A recent investigation carried out with millions of people who had lived from 76 to 85 years old in one of the 50 capital cities of the United States of American determined that for every microgram of increase in the concentration of particles smaller than 2.5 microns in the annual average of the air of these cities, the percentage of people with a diagnosis of dementia at 85 was increased by 1.02% (2). The maximum levels of annual averages of particles smaller than 2.5 microns recorded in this investigation were close to 13 micrograms per cubic meter of air. In the Metropolitan Area of Monterrey, the annual average of particles smaller than 2.5 microns in 2015 according to the last report of the Institute of Ecology and Climate Change that includes this data was 26 micrograms of PM 2.5 per cubic meter of air (3). If the relation (contamination by PM2.5 / dementia) that was found in the American research remained constant and applied in the Metropolitan Area of Monterrey, we would have about 20% more cases of dementia at 85 years than any other capital city of the United States. Of course, most cases of dementia are not diagnosed here, which is why, paradoxically, in statistics we can be better. The American research concluded that the costs associated with poor economic decisions made by people diagnosed with dementia at 85 years old caused by the inhalation of particles smaller than 2.5 microns in the last 10 years, amounted to 150 billion dollars per year. These results showed that the United States needed to tighten the policy of reducing air pollution.

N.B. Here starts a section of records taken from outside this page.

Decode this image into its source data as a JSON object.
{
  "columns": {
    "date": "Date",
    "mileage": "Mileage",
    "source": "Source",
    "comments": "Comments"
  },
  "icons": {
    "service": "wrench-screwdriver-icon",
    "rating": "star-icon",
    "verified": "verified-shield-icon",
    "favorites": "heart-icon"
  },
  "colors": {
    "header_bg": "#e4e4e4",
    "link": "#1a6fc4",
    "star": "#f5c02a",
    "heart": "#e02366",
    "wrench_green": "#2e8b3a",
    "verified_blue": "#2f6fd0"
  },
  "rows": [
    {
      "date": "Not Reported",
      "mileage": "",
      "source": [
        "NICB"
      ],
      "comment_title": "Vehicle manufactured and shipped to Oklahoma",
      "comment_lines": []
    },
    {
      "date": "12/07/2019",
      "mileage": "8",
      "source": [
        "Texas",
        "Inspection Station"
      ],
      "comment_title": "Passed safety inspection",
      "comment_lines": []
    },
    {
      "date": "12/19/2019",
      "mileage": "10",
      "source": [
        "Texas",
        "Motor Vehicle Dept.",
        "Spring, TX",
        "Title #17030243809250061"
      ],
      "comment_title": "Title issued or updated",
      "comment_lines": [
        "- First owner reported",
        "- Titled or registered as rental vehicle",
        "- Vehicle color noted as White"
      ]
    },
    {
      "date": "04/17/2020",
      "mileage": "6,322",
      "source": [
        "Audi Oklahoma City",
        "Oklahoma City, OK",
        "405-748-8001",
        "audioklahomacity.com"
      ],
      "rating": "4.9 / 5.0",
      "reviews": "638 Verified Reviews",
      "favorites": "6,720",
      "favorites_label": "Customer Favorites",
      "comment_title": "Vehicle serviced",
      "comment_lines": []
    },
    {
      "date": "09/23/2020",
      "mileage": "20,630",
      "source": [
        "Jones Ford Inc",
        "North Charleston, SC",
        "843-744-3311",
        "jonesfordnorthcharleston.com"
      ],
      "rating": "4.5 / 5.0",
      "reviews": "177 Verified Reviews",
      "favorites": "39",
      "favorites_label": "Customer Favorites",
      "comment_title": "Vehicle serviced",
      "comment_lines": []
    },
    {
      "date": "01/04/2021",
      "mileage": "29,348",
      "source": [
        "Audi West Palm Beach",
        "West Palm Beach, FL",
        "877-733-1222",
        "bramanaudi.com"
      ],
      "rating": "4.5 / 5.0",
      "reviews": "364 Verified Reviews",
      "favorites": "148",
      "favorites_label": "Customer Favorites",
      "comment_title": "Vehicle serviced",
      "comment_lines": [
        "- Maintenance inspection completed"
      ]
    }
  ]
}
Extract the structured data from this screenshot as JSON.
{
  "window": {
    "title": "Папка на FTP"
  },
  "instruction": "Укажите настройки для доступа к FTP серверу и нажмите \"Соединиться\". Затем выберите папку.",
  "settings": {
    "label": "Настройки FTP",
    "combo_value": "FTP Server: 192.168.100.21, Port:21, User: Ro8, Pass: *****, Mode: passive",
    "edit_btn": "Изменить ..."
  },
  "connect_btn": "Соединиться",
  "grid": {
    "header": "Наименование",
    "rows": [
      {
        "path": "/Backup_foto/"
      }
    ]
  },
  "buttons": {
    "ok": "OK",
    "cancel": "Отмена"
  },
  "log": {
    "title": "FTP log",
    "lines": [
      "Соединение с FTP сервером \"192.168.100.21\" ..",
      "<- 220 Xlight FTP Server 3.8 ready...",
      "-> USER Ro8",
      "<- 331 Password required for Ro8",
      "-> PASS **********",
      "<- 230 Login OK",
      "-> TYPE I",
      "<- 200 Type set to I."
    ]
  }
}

Other recent research that evaluated more than 146,000 people in the State of Utah in the US linked the peaks of particle contamination to 2.5 microns with a significant increase in the incidence of acute diseases in the lower respiratory tract of people from all ages (4). Many of the cases of respiratory infections suffered by children and adults in the Metropolitan Area of Monterrey are probably also explained by air pollution.

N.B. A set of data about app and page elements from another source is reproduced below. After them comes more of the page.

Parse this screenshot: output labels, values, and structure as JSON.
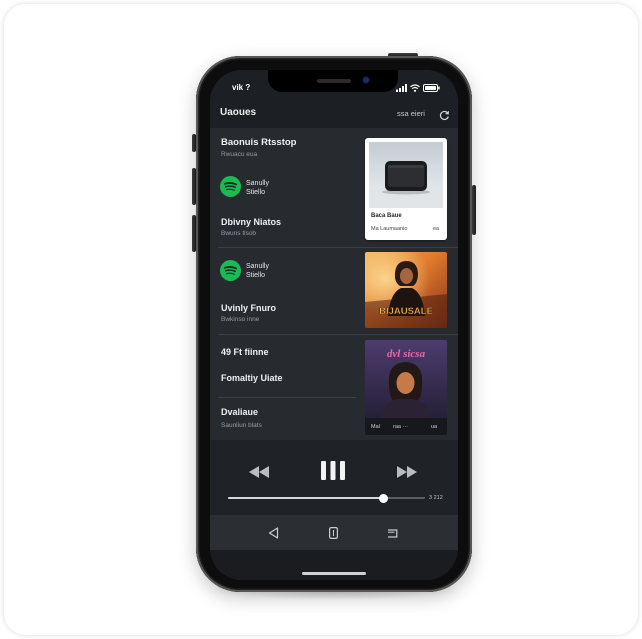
{
  "status_bar": {
    "carrier": "vik ?",
    "icons": [
      "signal-icon",
      "wifi-icon",
      "battery-icon"
    ]
  },
  "header": {
    "title": "Uaoues",
    "action_label": "ssa eieri",
    "action_icon": "refresh-icon"
  },
  "feed": [
    {
      "title": "Baonuis Rtsstop",
      "subtitle": "Rwuacu eua",
      "source": {
        "icon": "spotify-icon",
        "line1": "Sanully",
        "line2": "Stiello"
      },
      "track": {
        "title": "Dbivny Niatos",
        "subtitle": "Bwuns tlsob"
      },
      "card": {
        "image": "speaker-art",
        "caption_title": "Baca Baue",
        "caption_left": "Ma Laumaanio",
        "caption_right": "ea"
      }
    },
    {
      "source": {
        "icon": "spotify-icon",
        "line1": "Sanully",
        "line2": "Stiello"
      },
      "track": {
        "title": "Uvinly Fnuro",
        "subtitle": "Bwkinso inne"
      },
      "card": {
        "image": "sunset-portrait-art",
        "overlay_text": "BIJAUSALE"
      }
    },
    {
      "title": "49 Ft fiinne",
      "item": "Fomaltiy Uiate",
      "track": {
        "title": "Dvaliaue",
        "subtitle": "Saunliun blats"
      },
      "card": {
        "image": "purple-portrait-art",
        "overlay_text": "dvl sicsa",
        "caption_left": "Mal",
        "caption_mid": "raa ···",
        "caption_right": "ua"
      }
    }
  ],
  "player": {
    "controls": [
      "rewind-icon",
      "pause-icon",
      "fast-forward-icon"
    ],
    "progress": 0.79,
    "time": "3 212"
  },
  "nav_bar": {
    "buttons": [
      "back-icon",
      "home-icon",
      "recents-icon"
    ]
  },
  "colors": {
    "accent": "#1db954",
    "screen_bg": "#272b30",
    "header_bg": "#1c1f23",
    "player_bg": "#1f2226",
    "nav_bg": "#2b2e33",
    "text_primary": "#eef0f2",
    "text_secondary": "#979da4"
  }
}
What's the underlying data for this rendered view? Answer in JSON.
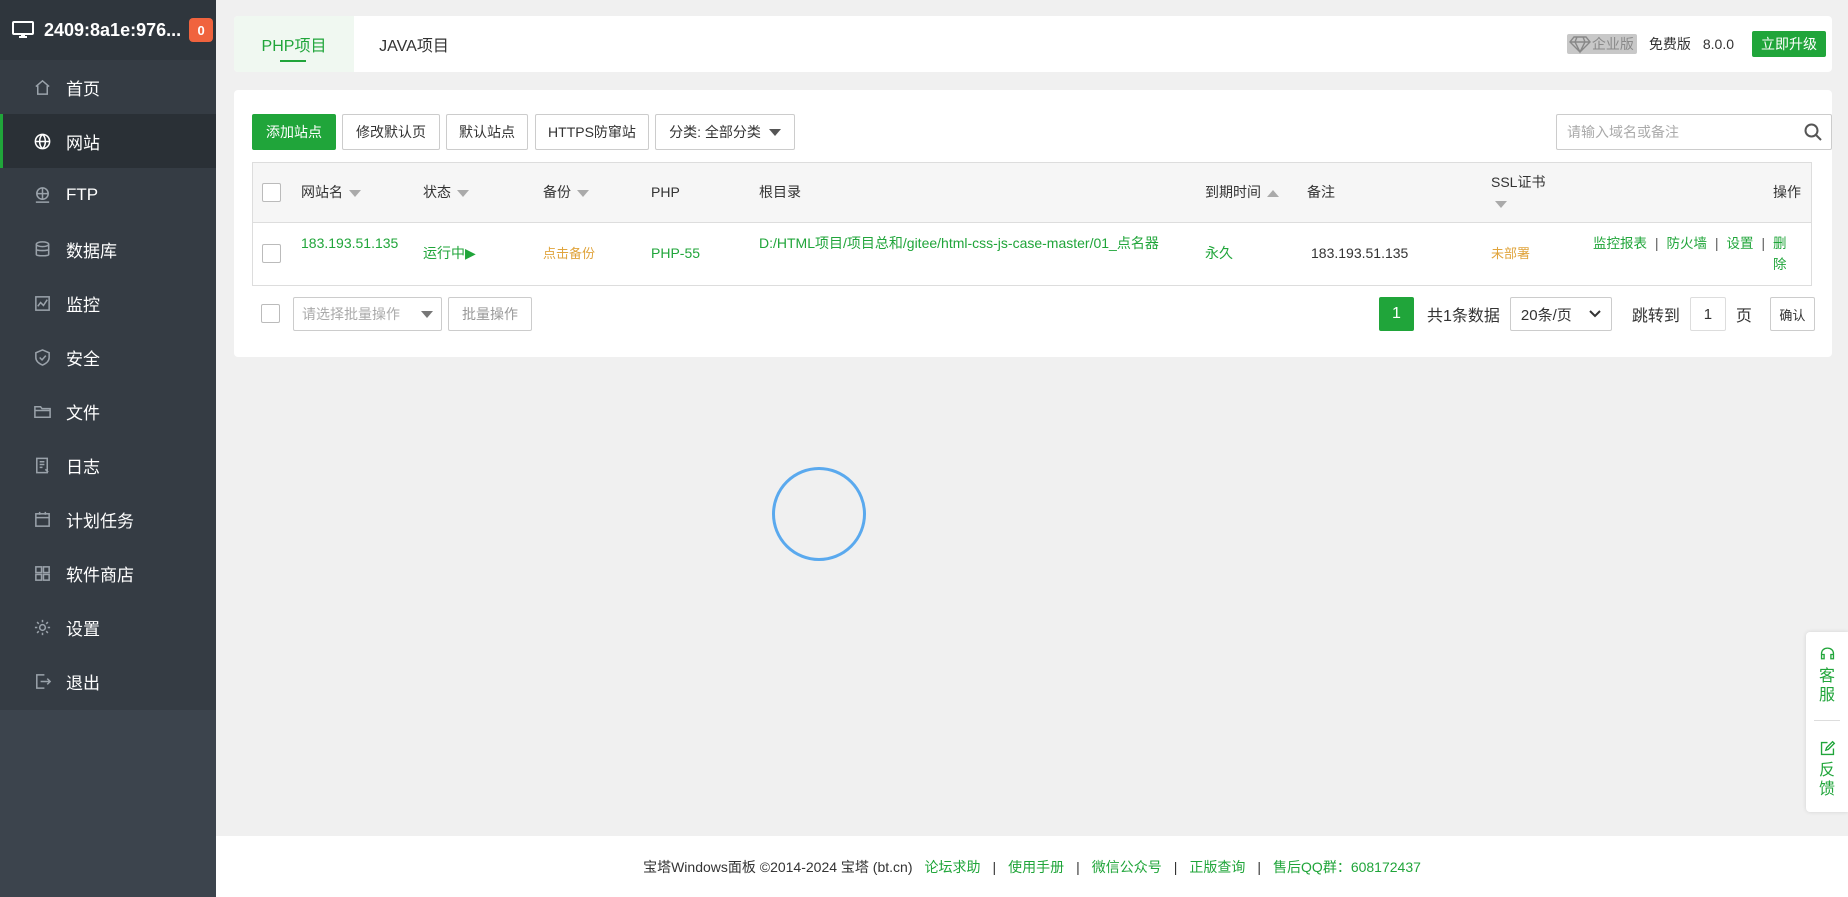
{
  "sidebar": {
    "host": "2409:8a1e:976...",
    "badge": "0",
    "items": [
      {
        "label": "首页",
        "icon": "home-icon"
      },
      {
        "label": "网站",
        "icon": "globe-icon"
      },
      {
        "label": "FTP",
        "icon": "ftp-icon"
      },
      {
        "label": "数据库",
        "icon": "database-icon"
      },
      {
        "label": "监控",
        "icon": "monitor-icon"
      },
      {
        "label": "安全",
        "icon": "shield-icon"
      },
      {
        "label": "文件",
        "icon": "folder-icon"
      },
      {
        "label": "日志",
        "icon": "log-icon"
      },
      {
        "label": "计划任务",
        "icon": "calendar-icon"
      },
      {
        "label": "软件商店",
        "icon": "apps-icon"
      },
      {
        "label": "设置",
        "icon": "gear-icon"
      },
      {
        "label": "退出",
        "icon": "logout-icon"
      }
    ],
    "active_index": 1
  },
  "tabs": {
    "php": "PHP项目",
    "java": "JAVA项目"
  },
  "header": {
    "enterprise": "企业版",
    "free": "免费版",
    "version": "8.0.0",
    "upgrade": "立即升级"
  },
  "toolbar": {
    "add_site": "添加站点",
    "edit_default": "修改默认页",
    "default_site": "默认站点",
    "https_guard": "HTTPS防窜站",
    "category": "分类: 全部分类",
    "search_placeholder": "请输入域名或备注"
  },
  "table": {
    "columns": {
      "name": "网站名",
      "status": "状态",
      "backup": "备份",
      "php": "PHP",
      "root": "根目录",
      "expire": "到期时间",
      "note": "备注",
      "ssl": "SSL证书",
      "actions": "操作"
    },
    "rows": [
      {
        "name": "183.193.51.135",
        "status": "运行中▶",
        "backup": "点击备份",
        "php": "PHP-55",
        "root": "D:/HTML项目/项目总和/gitee/html-css-js-case-master/01_点名器",
        "expire": "永久",
        "note": "183.193.51.135",
        "ssl": "未部署",
        "actions": [
          "监控报表",
          "防火墙",
          "设置",
          "删除"
        ]
      }
    ]
  },
  "batch": {
    "select_placeholder": "请选择批量操作",
    "button": "批量操作"
  },
  "pager": {
    "current": "1",
    "total": "共1条数据",
    "per_page": "20条/页",
    "jump_label": "跳转到",
    "jump_value": "1",
    "page_unit": "页",
    "confirm": "确认"
  },
  "footer": {
    "copyright": "宝塔Windows面板 ©2014-2024 宝塔 (bt.cn)",
    "links": [
      "论坛求助",
      "使用手册",
      "微信公众号",
      "正版查询",
      "售后QQ群：608172437"
    ]
  },
  "float_widget": {
    "service": "客服",
    "feedback": "反馈"
  },
  "colors": {
    "accent": "#20a53a",
    "sidebar": "#3c444d",
    "warning": "#e0a43c",
    "badge": "#f0633e"
  }
}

Modifying the policies that have established the way in which the Metropolitan Area of Monterrey has been developing, and which have caused, among other negative impacts, the high air pollution, is not an easy task. It is forced that these negative impacts on health and the economy and include in the discussions of the new projects of another will be followed by the community assuming the costs of externalities
- Villa, V., Andara, G. G, Reyna, R. and Mejía, G. (2008). Economic benefits of PM10 reduction in the MMA. Proceedings of the A&WMA’s 101th Annual Conference and Exhibition. Portland, Oregon. June 24–27.
- Ramirez-Sanchez, Hermes Ulises; Andrade-Garcia, María Dolores; Gonzalez-Castañeda, Miguel Ernesto , Celis-De La Rosa, Alfredo de Jesús. (2006). Contaminantes atmosféricos y su correlación con infecciones agudas de las vías respiratorias en niños de Guadalajara, Jalisco. Salud pública Méx, vol.48, n.5, pp.385-394. ISSN 0036-3634.
- Hernández, Leticia; Téllez, Martha Ma.; Sanin, Luz Elena; Lacasaña, Marina; Campos, Armando; Romieu, Isabelle. (2000). Relación entre consultas a urgencias por enfermedad respiratoria y contaminación atmosférica en Ciudad Juárez, Chihuahua Salud Pública de México, vol. 42, núm. 4, julio-agos, 2000 Instituto Nacional de Salud Pública Cuernavaca, México.
- Bishop K. C., Ketcham J.O. Kuminoff N.Y. (2018). Hazed and confused: The effects of air pollution on dementia. NBER, Working papers series. 65pp.
- Informe Nacional de Calidad del Aire 2015, México (2016) Instituto Nacional de Ecología y Cambio Climático, 174 pp.
- Horne et al. (2018). Short term elevation of fine particulate matter air pollution and acute lower respiratory infection. American Journal of Respiratory and Critic Care Medicine Vol. 198. No. 6. 39pp.